== Segment start ==

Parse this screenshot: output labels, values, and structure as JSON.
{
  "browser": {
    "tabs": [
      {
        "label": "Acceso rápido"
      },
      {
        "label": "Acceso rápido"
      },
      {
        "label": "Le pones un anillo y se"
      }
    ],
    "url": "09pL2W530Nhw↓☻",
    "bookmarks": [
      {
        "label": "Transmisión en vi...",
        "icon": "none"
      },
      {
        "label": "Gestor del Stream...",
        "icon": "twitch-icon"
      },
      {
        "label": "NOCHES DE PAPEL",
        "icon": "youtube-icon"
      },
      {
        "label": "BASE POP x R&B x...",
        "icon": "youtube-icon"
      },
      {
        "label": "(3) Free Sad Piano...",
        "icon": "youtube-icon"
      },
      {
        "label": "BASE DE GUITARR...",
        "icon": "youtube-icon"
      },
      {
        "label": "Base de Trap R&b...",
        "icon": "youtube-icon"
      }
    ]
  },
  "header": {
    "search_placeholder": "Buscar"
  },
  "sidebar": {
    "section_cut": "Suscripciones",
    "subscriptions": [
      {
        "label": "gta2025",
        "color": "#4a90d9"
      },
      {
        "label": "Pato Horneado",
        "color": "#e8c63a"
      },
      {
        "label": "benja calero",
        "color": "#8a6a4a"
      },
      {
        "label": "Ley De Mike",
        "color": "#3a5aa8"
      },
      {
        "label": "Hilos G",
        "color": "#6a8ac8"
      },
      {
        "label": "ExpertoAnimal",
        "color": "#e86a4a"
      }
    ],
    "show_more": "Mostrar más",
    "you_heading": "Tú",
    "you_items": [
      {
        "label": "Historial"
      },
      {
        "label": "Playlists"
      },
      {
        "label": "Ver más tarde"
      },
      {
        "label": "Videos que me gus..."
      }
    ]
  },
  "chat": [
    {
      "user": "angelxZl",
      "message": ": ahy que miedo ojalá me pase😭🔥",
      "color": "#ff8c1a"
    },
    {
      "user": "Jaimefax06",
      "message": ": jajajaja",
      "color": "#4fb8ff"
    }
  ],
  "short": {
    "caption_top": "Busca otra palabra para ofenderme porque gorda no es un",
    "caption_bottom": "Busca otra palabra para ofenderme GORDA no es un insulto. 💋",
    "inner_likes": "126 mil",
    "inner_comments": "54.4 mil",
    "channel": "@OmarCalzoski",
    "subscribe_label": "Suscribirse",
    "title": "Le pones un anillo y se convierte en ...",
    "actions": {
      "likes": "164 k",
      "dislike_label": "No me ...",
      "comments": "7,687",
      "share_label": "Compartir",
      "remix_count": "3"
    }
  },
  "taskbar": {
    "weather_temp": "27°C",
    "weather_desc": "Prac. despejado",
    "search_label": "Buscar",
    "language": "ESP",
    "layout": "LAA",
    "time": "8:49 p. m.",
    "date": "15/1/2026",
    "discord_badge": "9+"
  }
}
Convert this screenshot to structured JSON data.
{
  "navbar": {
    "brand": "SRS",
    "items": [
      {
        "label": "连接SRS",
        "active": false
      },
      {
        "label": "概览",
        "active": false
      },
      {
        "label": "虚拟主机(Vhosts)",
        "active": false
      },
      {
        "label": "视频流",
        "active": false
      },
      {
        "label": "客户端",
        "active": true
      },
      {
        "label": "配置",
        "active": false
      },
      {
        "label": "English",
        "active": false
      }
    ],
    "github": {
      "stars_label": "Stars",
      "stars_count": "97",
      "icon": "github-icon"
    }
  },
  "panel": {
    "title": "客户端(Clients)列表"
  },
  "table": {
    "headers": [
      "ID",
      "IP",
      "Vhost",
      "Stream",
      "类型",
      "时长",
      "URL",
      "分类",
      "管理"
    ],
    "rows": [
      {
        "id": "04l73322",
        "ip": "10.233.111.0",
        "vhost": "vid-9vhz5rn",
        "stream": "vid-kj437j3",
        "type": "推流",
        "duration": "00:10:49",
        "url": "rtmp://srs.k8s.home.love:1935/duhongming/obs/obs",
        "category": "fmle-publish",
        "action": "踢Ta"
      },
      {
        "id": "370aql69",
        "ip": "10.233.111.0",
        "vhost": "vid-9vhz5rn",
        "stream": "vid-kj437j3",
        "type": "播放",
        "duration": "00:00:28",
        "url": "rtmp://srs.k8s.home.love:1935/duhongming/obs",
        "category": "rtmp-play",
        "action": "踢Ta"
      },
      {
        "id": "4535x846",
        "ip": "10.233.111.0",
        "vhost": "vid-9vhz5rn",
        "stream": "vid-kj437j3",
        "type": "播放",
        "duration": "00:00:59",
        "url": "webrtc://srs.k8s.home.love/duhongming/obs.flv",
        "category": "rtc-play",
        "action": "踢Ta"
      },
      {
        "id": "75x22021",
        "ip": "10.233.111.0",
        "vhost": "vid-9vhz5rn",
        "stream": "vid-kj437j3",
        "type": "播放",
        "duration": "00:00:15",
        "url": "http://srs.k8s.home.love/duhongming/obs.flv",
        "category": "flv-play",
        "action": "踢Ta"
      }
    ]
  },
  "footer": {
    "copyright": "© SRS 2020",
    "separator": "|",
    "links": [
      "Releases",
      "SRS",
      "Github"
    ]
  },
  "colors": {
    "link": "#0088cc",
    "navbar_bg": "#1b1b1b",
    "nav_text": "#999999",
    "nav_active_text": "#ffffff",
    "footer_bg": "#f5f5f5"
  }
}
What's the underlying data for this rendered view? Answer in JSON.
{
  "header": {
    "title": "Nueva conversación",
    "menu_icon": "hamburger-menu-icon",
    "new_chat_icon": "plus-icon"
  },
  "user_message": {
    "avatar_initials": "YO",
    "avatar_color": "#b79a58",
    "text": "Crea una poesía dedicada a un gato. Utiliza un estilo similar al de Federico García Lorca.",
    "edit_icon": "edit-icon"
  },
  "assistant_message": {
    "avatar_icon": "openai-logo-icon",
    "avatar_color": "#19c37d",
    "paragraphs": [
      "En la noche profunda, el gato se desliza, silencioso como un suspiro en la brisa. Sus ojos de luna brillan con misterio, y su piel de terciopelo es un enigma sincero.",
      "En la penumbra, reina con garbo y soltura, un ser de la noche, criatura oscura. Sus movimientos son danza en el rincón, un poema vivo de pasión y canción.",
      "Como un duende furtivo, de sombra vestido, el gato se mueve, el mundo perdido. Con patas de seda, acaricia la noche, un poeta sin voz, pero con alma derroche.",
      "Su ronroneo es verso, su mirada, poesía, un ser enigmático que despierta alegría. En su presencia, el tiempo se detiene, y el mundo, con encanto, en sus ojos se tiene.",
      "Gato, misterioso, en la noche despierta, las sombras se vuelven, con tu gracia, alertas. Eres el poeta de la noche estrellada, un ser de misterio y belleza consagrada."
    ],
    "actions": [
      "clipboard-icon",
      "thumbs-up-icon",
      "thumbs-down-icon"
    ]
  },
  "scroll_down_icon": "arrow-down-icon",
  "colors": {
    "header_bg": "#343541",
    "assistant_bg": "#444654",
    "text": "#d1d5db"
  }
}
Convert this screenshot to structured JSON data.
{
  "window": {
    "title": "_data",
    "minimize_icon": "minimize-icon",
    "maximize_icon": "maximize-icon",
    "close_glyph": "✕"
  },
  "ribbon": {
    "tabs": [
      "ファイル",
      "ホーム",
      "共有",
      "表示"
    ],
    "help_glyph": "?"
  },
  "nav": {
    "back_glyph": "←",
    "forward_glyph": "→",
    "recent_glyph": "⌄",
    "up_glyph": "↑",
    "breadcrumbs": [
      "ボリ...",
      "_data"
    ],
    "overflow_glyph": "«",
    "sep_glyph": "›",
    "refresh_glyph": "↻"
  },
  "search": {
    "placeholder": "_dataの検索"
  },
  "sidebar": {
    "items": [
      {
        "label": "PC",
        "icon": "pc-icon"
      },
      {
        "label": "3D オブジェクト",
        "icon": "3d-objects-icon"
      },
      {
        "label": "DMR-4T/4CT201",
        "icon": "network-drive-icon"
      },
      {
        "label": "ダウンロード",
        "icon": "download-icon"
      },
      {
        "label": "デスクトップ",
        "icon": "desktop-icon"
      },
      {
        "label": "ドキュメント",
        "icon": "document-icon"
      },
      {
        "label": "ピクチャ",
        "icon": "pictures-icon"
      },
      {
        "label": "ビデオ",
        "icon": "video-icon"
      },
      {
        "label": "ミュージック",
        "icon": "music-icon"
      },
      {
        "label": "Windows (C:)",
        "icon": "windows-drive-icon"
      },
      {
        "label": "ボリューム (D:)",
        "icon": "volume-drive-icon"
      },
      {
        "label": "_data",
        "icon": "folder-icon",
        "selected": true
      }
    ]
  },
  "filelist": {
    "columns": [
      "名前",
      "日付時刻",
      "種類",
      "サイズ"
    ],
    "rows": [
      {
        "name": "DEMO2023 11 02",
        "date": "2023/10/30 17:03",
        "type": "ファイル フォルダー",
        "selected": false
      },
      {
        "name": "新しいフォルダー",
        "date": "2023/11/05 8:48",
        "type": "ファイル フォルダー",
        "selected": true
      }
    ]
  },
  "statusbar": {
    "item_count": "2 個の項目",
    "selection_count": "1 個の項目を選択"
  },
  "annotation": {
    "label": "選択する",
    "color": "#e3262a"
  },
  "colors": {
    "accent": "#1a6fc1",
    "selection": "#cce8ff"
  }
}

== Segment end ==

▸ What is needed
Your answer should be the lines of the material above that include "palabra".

▸ Reply to the exercise
    "caption_top": "Busca otra palabra para ofenderme porque gorda no es un",
    "caption_bottom": "Busca otra palabra para ofenderme GORDA no es un insulto. 💋",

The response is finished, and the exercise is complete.